Kika Dorsey grew up in South Bend, Indiana, and now resides in Boulder, Colorado. Her poetry has been published in numerous journals, and her chapbook, Beside Herself, was published by Flutter Press in 2010. Her book, Rust, is coming out next year with Word Tech Editions.
Follow this link to read a recent poem published in the Dr. T.J. Eckleburg Review, "In Berlin":
You are climbing the ash tree,
wrapping your arms around the thick branches,
kicking up your legs above them,
rough bark against the inside of your knees,
another swing of an arm.
The tree stretches across the universe
into the nine worlds
from the dark earth and your breasts
and the needs and the asking and loss,
and these branches wrap around a home,
where the meth addicts cook
fertilizer, battery acid, and antifreeze,
that home in Indiana
where the three small farmers lost their land
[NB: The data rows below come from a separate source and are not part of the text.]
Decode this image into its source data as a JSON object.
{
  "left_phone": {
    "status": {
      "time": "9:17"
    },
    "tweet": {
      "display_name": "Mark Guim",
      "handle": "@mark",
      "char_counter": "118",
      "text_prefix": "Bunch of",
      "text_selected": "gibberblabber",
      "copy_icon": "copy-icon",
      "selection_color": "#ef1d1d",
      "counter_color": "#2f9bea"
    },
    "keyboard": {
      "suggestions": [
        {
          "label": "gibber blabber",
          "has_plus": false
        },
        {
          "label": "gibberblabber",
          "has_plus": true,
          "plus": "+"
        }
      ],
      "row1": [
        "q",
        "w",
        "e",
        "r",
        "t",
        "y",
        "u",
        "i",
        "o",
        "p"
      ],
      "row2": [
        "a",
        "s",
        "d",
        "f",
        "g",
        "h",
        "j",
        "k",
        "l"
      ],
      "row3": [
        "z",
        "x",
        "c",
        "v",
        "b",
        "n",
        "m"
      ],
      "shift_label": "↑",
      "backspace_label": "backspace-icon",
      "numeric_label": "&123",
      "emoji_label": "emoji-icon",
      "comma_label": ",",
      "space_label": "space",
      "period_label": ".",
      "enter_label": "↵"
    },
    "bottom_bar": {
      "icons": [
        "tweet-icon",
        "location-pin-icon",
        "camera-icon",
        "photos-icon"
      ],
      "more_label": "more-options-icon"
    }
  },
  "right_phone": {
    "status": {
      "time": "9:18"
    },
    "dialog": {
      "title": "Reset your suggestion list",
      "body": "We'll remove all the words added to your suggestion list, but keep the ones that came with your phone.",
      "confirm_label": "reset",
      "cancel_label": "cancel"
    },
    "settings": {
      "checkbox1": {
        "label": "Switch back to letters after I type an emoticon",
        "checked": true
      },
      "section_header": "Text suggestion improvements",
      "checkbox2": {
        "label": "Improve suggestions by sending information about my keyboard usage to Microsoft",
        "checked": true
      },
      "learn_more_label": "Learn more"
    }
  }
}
and work long hours now at meat-packaging plants
for minimum wage,
and the hands that held corn
are now covered in latex gloves and blood,
and their mouths are bitter with meth,
and they are always high.
You planned to jump to the ground
on the other side of the house, the backyard,
where the tree bends,
to leave the gossipy squirrel
and the eternally gnawing dragon at the roots
and the arrogant eagle in the canopy.
April touches the lawn with green,
the dog sniffs the periphery,
and the gray skies are moody on your back.
But you cannot jump.
There are no branches below you to climb down,
and you would break a leg,
so you have to retrace your climb
and descend to where you started,
in the front of the white home with peeled paint
and windows framed in orange,
in the country where corn and soybean grow,
now sprouting green and lying on flat land
like an ironed sheet,
to the threshold in the front yard,
with its hoses curled like snakes.
The front door beckons you into its interior
where despair lives like a virus,
and you must find the right medicine,
wash the sheets, open the windows,
sponge the sweat off faces and brew tea,
and then you can go to the backyard,
where the dog sniffs the periphery,
and April stands at your guard like a sentry
in the moody skies, and you walk,
barefoot on the soft ground,
earth moist and drinking roots,
to the gate that opens like a mouth
so you can walk out of that body,
that home of grief.
Mother’s Little Helper
I swallowed the tiny, white pills
in the cave where my bones lie
stripped of flesh and I,
my heart wrapped in the cotton of the South
with its pesticides and its soil of slaves’ footprints
and my father’s cracked capsule of skull,
collect the white drugs
to bring to the white field
in the white light of a burning sun.
I plant my drugs like seeds in rows
in the deep South where the wild azalea grows,
sewing them under churning skies
with my staggered breath,
my breath of grief.
I watch sleep grow in me like a spreading sea
while my children balance on the lines of grids,
that map they drew for them
when the harvest filled our plates
and the world beckoned
with its checklists and rubrics and laws.
I keep my pills
in a red bottle behind the mirror
where my face threatens to break
and my father flies out of the cracks of my blue eyes
like the mockingbird singing a foreign song
atop its speckled eggs,
its belly as white as my drugs.
I weave the cotton of Tennessee
where I trudge to Memphis,
where the Wolf and the Mississippi rivers merge
and they sing the blues,
its sleepy notes my unwrapped heart,
my soft tapestry I store in the belly of the boats
that they asked me to ride in the rough waters,
even though I know how to swim.
I used to hang them on my bedroom wall as a child,
posters of horses,
the one above my bed of a bay Thoroughbred
with shiny flanks prancing
in a bright green pasture.
I have known horses.
Lucky, my first quarter horse,
who went lame at the age of three
from a congenital hoof disease.
Sandy, with her incessant bucking,
her rust-red coat like Utah’s mesas.
Later Ahab, with his Saddlebred gait
and eyes of fire,
and black Andy,
who bit you if you touched his ears.
I have known
the feel of my legs wrapped around a body,
the rhythm like surf carrying me
across the ocean’s madness,
where my father lay green
in mental hospitals,
shellacking hickory jewelry boxes for me
with images of horses grazing.
I have known
the rocking gallop up mountains,
my hands releasing the bit,
the horse beneath me
deciding where to go
in a terrain of rock and snow.
I have groomed Dancer,
his gray coat like clouds,
only to watch him roll in dust
as I carried the rust
of the broken Midwest
and the torn and shredded walls
of my childhood home.
I have known horses,
and I have known the dance with closed eyes
and no choreographer
and horses have known me.
They have carried me across grief,
their bodies shattered warm sun
and clouds of rolling muscles
across tempestuous sky.